‘Green’ banking, investing

There has been significant movement even among sectors, such as financial services, not typically known for their environmental leadership. Redwood Credit Union, for instance, has helped 60 percent of its nearly 300,000 members switch to electronic statements rather than paper, which saves several tons of paper a month, said Robin McKenzie, senior vice president for marketing and communications.

Redwood has 19 branches and offices throughout the region, so water and electricity usage at those locations also is a top priority. Its water-efficient restrooms and landscaping practices have saved about 2 million gallons of water annually, while upgrades to its heating and cooling systems have saved 113,00 kilowatts per hour — which equals about 19 passenger cars driven for one year — as well as 300,000 gallons of water, McKenzie said.

One area where Redwood has made a particular difference is with its consumer loans. It has generated 213 solar panel loans worth more than $5 million and provides a 0.25 discount on auto loans for hybrids and other fuel-efficient vehicles. It also has benefited from new members who have switched their accounts over to Redwood from the Wall Street banks that played a major role in the 2008 financial crisis.

“Especially here in the North Bay, people want to feel good about where they bank and feel good about companies they do business with,” she said.

Sustainable jobs, training

As more businesses look for workers who have training and skills in environmental and sustainable practices, academic institutions have responded. Sonoma State University offers such courses as part of its executive master of business administration degree program, said Bob Girling, a business professor. He also is director of SSU’s Sustainable Enterprise Conference held every year, which attracts many local businesses and practitioners.

“If you have expertise in this field, you are super employable,” said Tom Jacobson, director of SSU’s Center for Sustainable Communities, where students work on sustainability projects that benefit local and regional government agencies.

One project the center worked on was with the California Department of Water Resources, which included a return-on- investment calculator to guide project development decisions toward sustainable finances. While most of the students in sustainability courses are majoring in environmental studies and planning, Jacobson has pushed to include those from other disciplines, such as economics, in the projects. He said those from other liberal arts fields can help provide an outside perspective to such work.

As the focus on sustainability develops over time, the scrutiny of certain business practices will grow beyond environmental issues. For example, Kellison said he believes there will be more of a spotlight on fair treatment of workers. The fast food industry recently was targeted by labor activists in the “Fight for $15” campaign to pressure employers to pay workers more generously.
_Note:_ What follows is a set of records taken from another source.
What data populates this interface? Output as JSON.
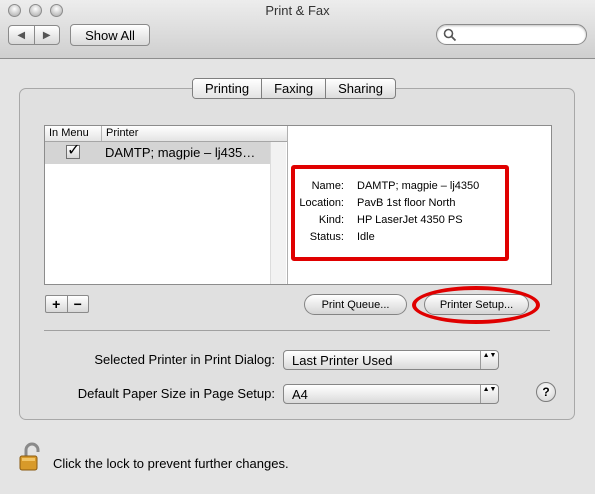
{
  "window": {
    "title": "Print & Fax"
  },
  "toolbar": {
    "back_glyph": "◀",
    "forward_glyph": "▶",
    "show_all_label": "Show All",
    "search_placeholder": ""
  },
  "tabs": [
    {
      "label": "Printing",
      "active": true
    },
    {
      "label": "Faxing",
      "active": false
    },
    {
      "label": "Sharing",
      "active": false
    }
  ],
  "printer_list": {
    "columns": [
      "In Menu",
      "Printer"
    ],
    "rows": [
      {
        "in_menu": true,
        "check_glyph": "✓",
        "name": "DAMTP; magpie – lj435…"
      }
    ]
  },
  "printer_info": {
    "fields": [
      {
        "label": "Name:",
        "value": "DAMTP; magpie – lj4350"
      },
      {
        "label": "Location:",
        "value": "PavB 1st floor North"
      },
      {
        "label": "Kind:",
        "value": "HP LaserJet 4350 PS"
      },
      {
        "label": "Status:",
        "value": "Idle"
      }
    ]
  },
  "list_controls": {
    "add_label": "+",
    "remove_label": "−"
  },
  "buttons": {
    "print_queue_label": "Print Queue...",
    "printer_setup_label": "Printer Setup..."
  },
  "settings": {
    "selected_printer_label": "Selected Printer in Print Dialog:",
    "selected_printer_value": "Last Printer Used",
    "paper_size_label": "Default Paper Size in Page Setup:",
    "paper_size_value": "A4",
    "popup_arrows": "▲▼"
  },
  "help": {
    "label": "?"
  },
  "footer": {
    "lock_text": "Click the lock to prevent further changes."
  },
  "colors": {
    "highlight": "#e00000"
  },
  "icons": [
    "close-icon",
    "minimize-icon",
    "zoom-icon",
    "search-icon",
    "checkbox-icon",
    "lock-icon",
    "help-icon"
  ]
}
At Traditional Medicinals, every one of its more than 150 employees makes at least a living wage, which in Sonoma County is defined as $13 an hour for a single adult — $2.50 more an hour than California’s minimum wage. It also provides transportation subsidies and attempts to limit the number of temporary workers. Those efforts have paid off; its employee turnover rate was only 11 percent in 2016. That’s well below the national average of 18 percent, according to CompData Surveys, a data and consulting firm based in Olathe, Kansas.

“The two biggest stories out there are global warming and income inequality,” Kellison said. “If you have a business, you have to be addressing both of those … We can’t be exploiting people and we can’t be exploiting the planet.”

You can reach Staff Writer Bill Swindell at 707-521-5223 or bill.swindell@pressdemocrat.com. On Twitter @BillSwindell.